Origins

The basic, classic rugby is a heavyweight, knit cotton jersey shirt, often with ribbed cuffs, and a placket and collar of white cotton twill, usually fastened with rubber buttons—less likely to tear off during rough play. (This is a sport that considers binding your ears to your head with electrical tape a form of protection.) That contrast collar and placket are largely what differentiate the rugby shirt from any general long-sleeved polo shirt—but reasonable people disagree. Rugby players often prefer a slimmer fit; modern rugby shirts are constructed of synthetic fabric and cut very slim to frustrate potential tacklers looking to grab hold. They’re very similar to current professional soccer jerseys. In its early days in the 19th century, rugby was played at British public (i.e., very much private) schools, and shirts were often striped with “hoops” in the school’s colors to identify teams, hence the bold stripes on many casual rugby shirts.

Although it’s hard to point to a specific moment when the rugby shirt made the leap to casual, nonsport wear, it was probably in the middle of the 20th century, when the game itself experienced a surge in popularity on stateside campuses. Eventually the rugby became a standard item in 1980s L.L. Bean and Land’s End catalogs. In the 2000s, Ralph Lauren named an entire label Rugby (RIP). Overlogoed versions, polluted with embroidery and superfluous stitching, have been common since the second coming of Abercrombie and Fitch.

Chouinard’s Rugby

Patagonia founder Yvon Chouinard is credited with bringing the rugby shirt to the mountains, where in the 1960s a climbing boom was just beginning to spur the growth of a new industry of gear. Rugby shirts were comfortable and elastic enough for freedom of movement when climbing, and the collar kept heavy climbing ropes, slung across the body, from chafing necks. Plus, the bright, broad stripes looked fantastic.
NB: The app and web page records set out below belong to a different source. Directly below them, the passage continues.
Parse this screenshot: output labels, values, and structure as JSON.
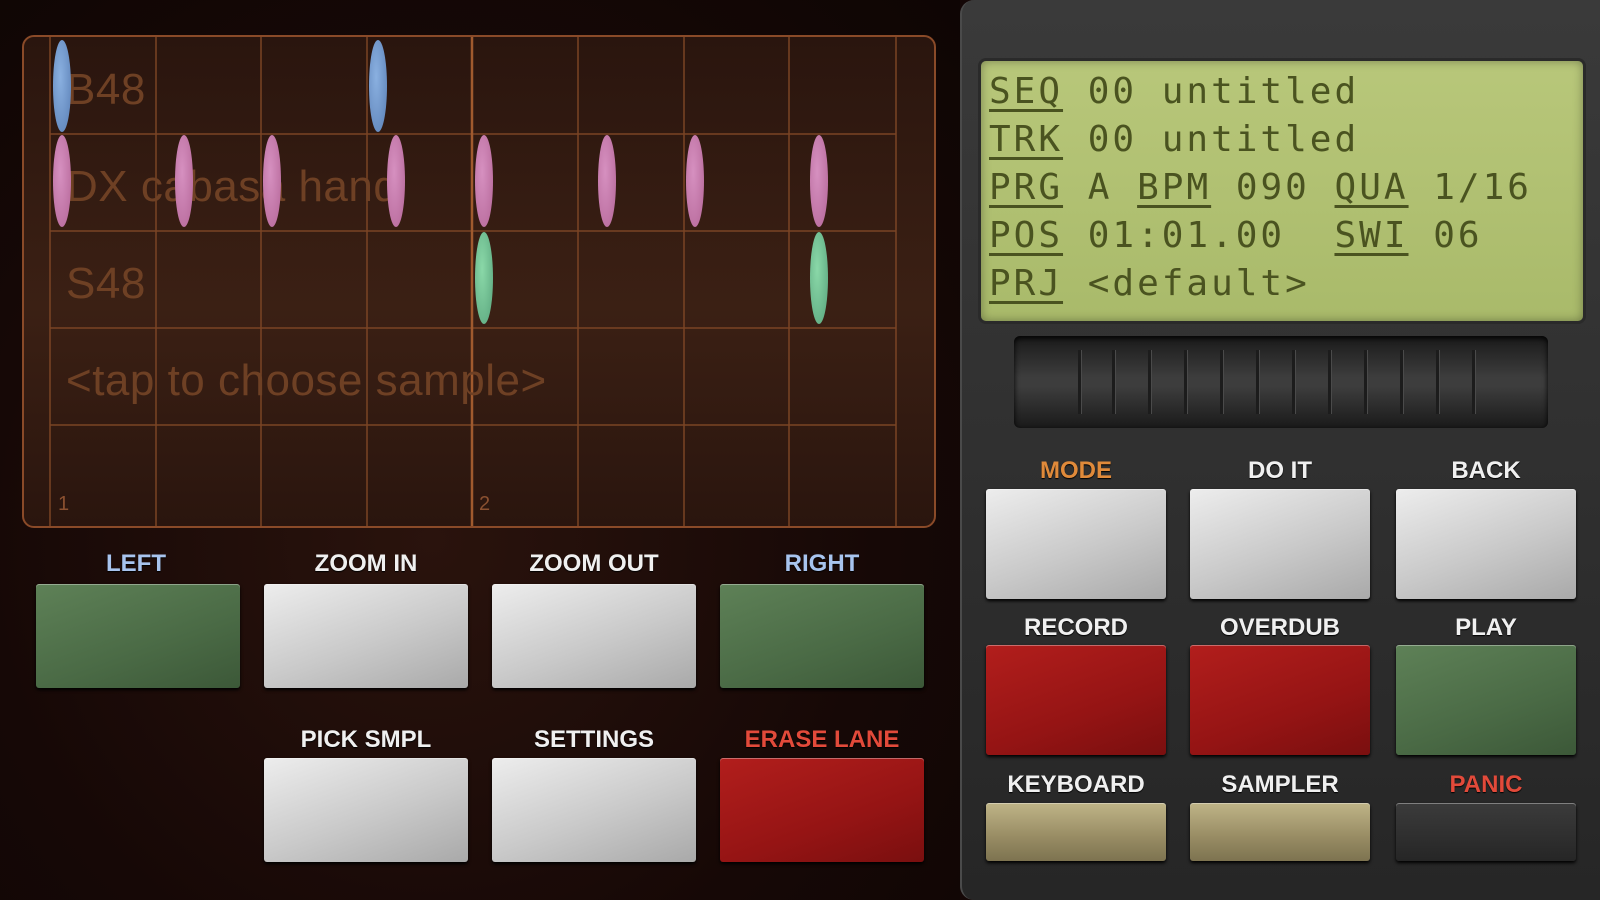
{
  "sequencer": {
    "lanes": [
      {
        "label": "B48"
      },
      {
        "label": "DX cabasa hand"
      },
      {
        "label": "S48"
      },
      {
        "label": "<tap to choose sample>"
      }
    ],
    "bar_numbers": [
      "1",
      "2"
    ]
  },
  "nav_buttons": {
    "left": "LEFT",
    "zoom_in": "ZOOM IN",
    "zoom_out": "ZOOM OUT",
    "right": "RIGHT",
    "pick_smpl": "PICK SMPL",
    "settings": "SETTINGS",
    "erase_lane": "ERASE LANE"
  },
  "lcd": {
    "seq_key": "SEQ",
    "seq_value": "00 untitled",
    "trk_key": "TRK",
    "trk_value": "00 untitled",
    "prg_key": "PRG",
    "prg_value": "A",
    "bpm_key": "BPM",
    "bpm_value": "090",
    "qua_key": "QUA",
    "qua_value": "1/16",
    "pos_key": "POS",
    "pos_value": "01:01.00",
    "swi_key": "SWI",
    "swi_value": "06",
    "prj_key": "PRJ",
    "prj_value": "<default>"
  },
  "transport": {
    "mode": "MODE",
    "do_it": "DO IT",
    "back": "BACK",
    "record": "RECORD",
    "overdub": "OVERDUB",
    "play": "PLAY",
    "keyboard": "KEYBOARD",
    "sampler": "SAMPLER",
    "panic": "PANIC"
  },
  "colors": {
    "label_default": "#f0f0f0",
    "label_blue": "#a8c4ee",
    "label_orange": "#e08a3a",
    "label_red": "#e24a3a",
    "note_blue": "#6f95c9",
    "note_pink": "#c47aa8",
    "note_green": "#6cbd8f",
    "lcd_bg": "#afbf6f"
  },
  "icons": [
    "jog-wheel"
  ]
}
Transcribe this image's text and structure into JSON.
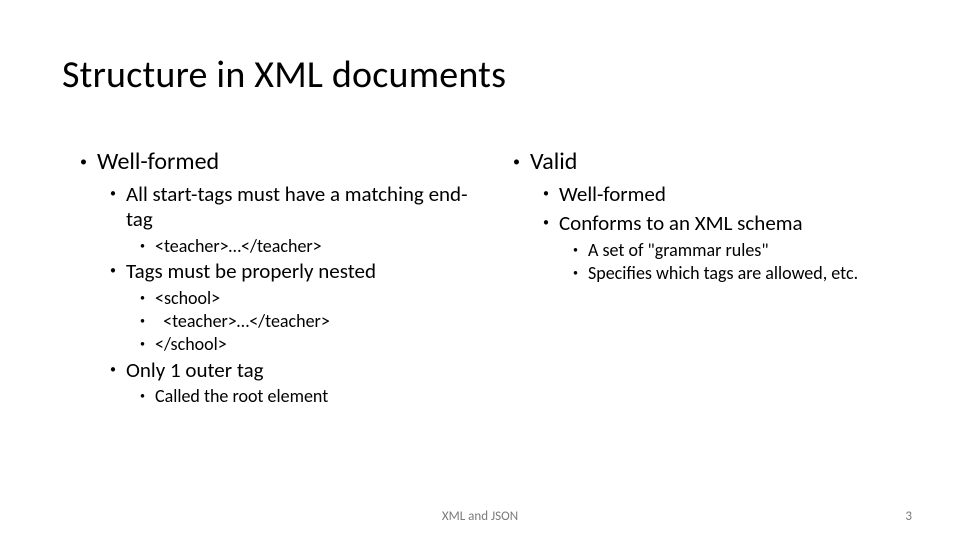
{
  "title": "Structure in XML documents",
  "left": {
    "heading": "Well-formed",
    "p1": "All start-tags must have a matching end-tag",
    "p1a": "<teacher>…</teacher>",
    "p2": "Tags must be properly nested",
    "p2a": "<school>",
    "p2b": "  <teacher>…</teacher>",
    "p2c": "</school>",
    "p3": "Only 1 outer tag",
    "p3a": "Called the root element"
  },
  "right": {
    "heading": "Valid",
    "p1": "Well-formed",
    "p2": "Conforms to an XML schema",
    "p2a": "A set of \"grammar rules\"",
    "p2b": "Specifies which tags are allowed, etc."
  },
  "footer": {
    "center": "XML and JSON",
    "page": "3"
  }
}
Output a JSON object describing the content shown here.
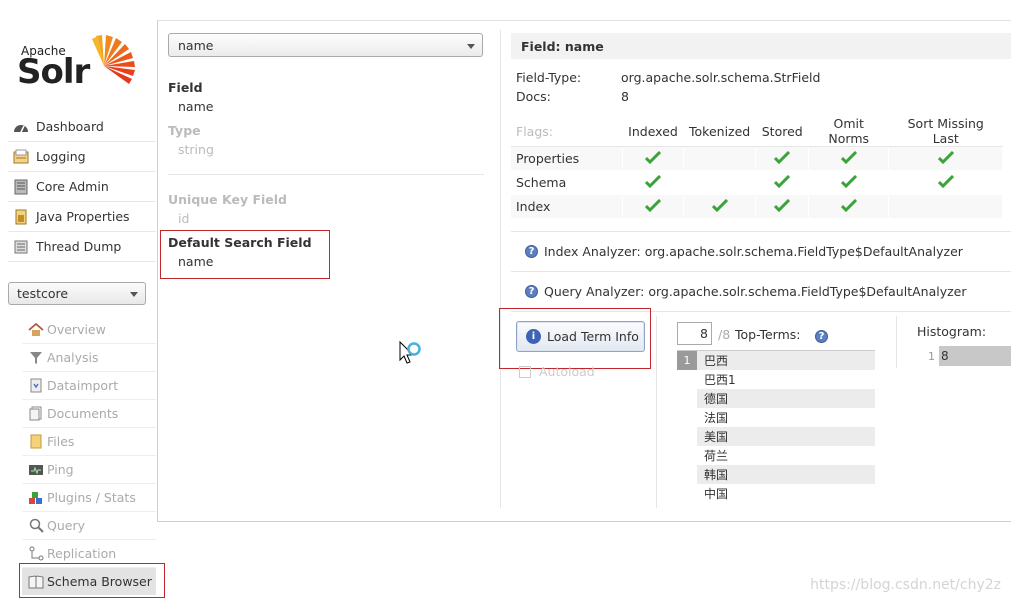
{
  "logo": {
    "top": "Apache",
    "main": "Solr"
  },
  "nav": [
    {
      "label": "Dashboard",
      "icon": "dashboard-icon"
    },
    {
      "label": "Logging",
      "icon": "logging-icon"
    },
    {
      "label": "Core Admin",
      "icon": "core-admin-icon"
    },
    {
      "label": "Java Properties",
      "icon": "java-properties-icon"
    },
    {
      "label": "Thread Dump",
      "icon": "thread-dump-icon"
    }
  ],
  "core_selector": {
    "value": "testcore"
  },
  "core_menu": [
    {
      "label": "Overview",
      "icon": "home-icon"
    },
    {
      "label": "Analysis",
      "icon": "filter-icon"
    },
    {
      "label": "Dataimport",
      "icon": "dataimport-icon"
    },
    {
      "label": "Documents",
      "icon": "documents-icon"
    },
    {
      "label": "Files",
      "icon": "files-icon"
    },
    {
      "label": "Ping",
      "icon": "ping-icon"
    },
    {
      "label": "Plugins / Stats",
      "icon": "plugins-icon"
    },
    {
      "label": "Query",
      "icon": "query-icon"
    },
    {
      "label": "Replication",
      "icon": "replication-icon"
    },
    {
      "label": "Schema Browser",
      "icon": "schema-browser-icon",
      "active": true
    }
  ],
  "schema": {
    "field_select": "name",
    "field_label": "Field",
    "field_value": "name",
    "type_label": "Type",
    "type_value": "string",
    "unique_key_label": "Unique Key Field",
    "unique_key_value": "id",
    "default_search_label": "Default Search Field",
    "default_search_value": "name"
  },
  "field_info": {
    "title": "Field: name",
    "field_type_label": "Field-Type:",
    "field_type_value": "org.apache.solr.schema.StrField",
    "docs_label": "Docs:",
    "docs_value": "8",
    "flags_label": "Flags:",
    "flag_columns": [
      "Indexed",
      "Tokenized",
      "Stored",
      "Omit Norms",
      "Sort Missing Last"
    ],
    "flag_rows": [
      {
        "label": "Properties",
        "checks": [
          true,
          false,
          true,
          true,
          true
        ]
      },
      {
        "label": "Schema",
        "checks": [
          true,
          false,
          true,
          true,
          true
        ]
      },
      {
        "label": "Index",
        "checks": [
          true,
          true,
          true,
          true,
          false
        ]
      }
    ],
    "index_analyzer": "Index Analyzer: org.apache.solr.schema.FieldType$DefaultAnalyzer",
    "query_analyzer": "Query Analyzer: org.apache.solr.schema.FieldType$DefaultAnalyzer"
  },
  "term_info": {
    "load_button": "Load Term Info",
    "autoload_label": "Autoload",
    "top_terms_input": "8",
    "top_terms_total": "/8",
    "top_terms_label": "Top-Terms:",
    "terms": [
      {
        "count": "1",
        "term": "巴西"
      },
      {
        "count": "",
        "term": "巴西1"
      },
      {
        "count": "",
        "term": "德国"
      },
      {
        "count": "",
        "term": "法国"
      },
      {
        "count": "",
        "term": "美国"
      },
      {
        "count": "",
        "term": "荷兰"
      },
      {
        "count": "",
        "term": "韩国"
      },
      {
        "count": "",
        "term": "中国"
      }
    ],
    "histogram_label": "Histogram:",
    "histogram_key": "1",
    "histogram_value": "8"
  },
  "watermark": "https://blog.csdn.net/chy2z",
  "colors": {
    "check": "#3aa43a",
    "highlight_box": "#c0262b",
    "info_icon": "#3d63b4"
  }
}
Chouinard began carrying the shirts under his original gear label, Great Pacific Iron Works, as “the most practical shirts we have found for rock climbing.” (The black-and-white image above comes from one of GPIW’s beautiful 1970s catalogs, in which rugby shirts were $12 to $16, or about $50 to $70 today.)

I prefer a plain or striped rugby in the style of Chouinard’s, with the traditional twill collar and ribbed cuffs. For me they’re off-duty wear—I would hesitate to wear one with a sportcoat or real trousers. Heavy corduroys, canvas pants, or denim match the heft of the jersey fabric and are seasonally appropriate in the chilly months when rugby shirts are most often worn.

Sources

Fortunately, well-made rugby shirts are affordable, although fitted versions are less common. Columbia Knit supplied a number of 1980s labels with USA-made rugby shirts, and still makes a nice rugby for as little as $30 (even less if you order a shirt of mixed up remainder fabric). Columbia Knit’s shirts are generously sized and drop shouldered—the shoulder seam will not fall at the edge of your shoulder, but high on your upper arm. Barbarian has a good reputation (I have not handled their shirts, which are made in Canada), and their versions run about $50. Land’s End still sells rugby shirts, but they’re imported, and classified by one reviewer as “roomy and stylish.”  Kent Wang's modified rugby is $85. Ralph Lauren’s custom fit is probably the most reasonably priced, reliably slim fitting option at $100. Of course, it has a Polo pony embroidered on the chest. Gant, which has a line called Rugger, sells a fitted version with a minimal logo.

Rugby shirts are of course fall/winter items and most stores are now just getting fall/winter clothing on the shelves, so expect to see more options soon. In recent years, Archival Clothing, Jack Spade, Brooks Brothers Black Fleece, and Brunello Cucinelli, among others, have offered attractive versions. If you see any particularly great ones on the market, let us know.

-Pete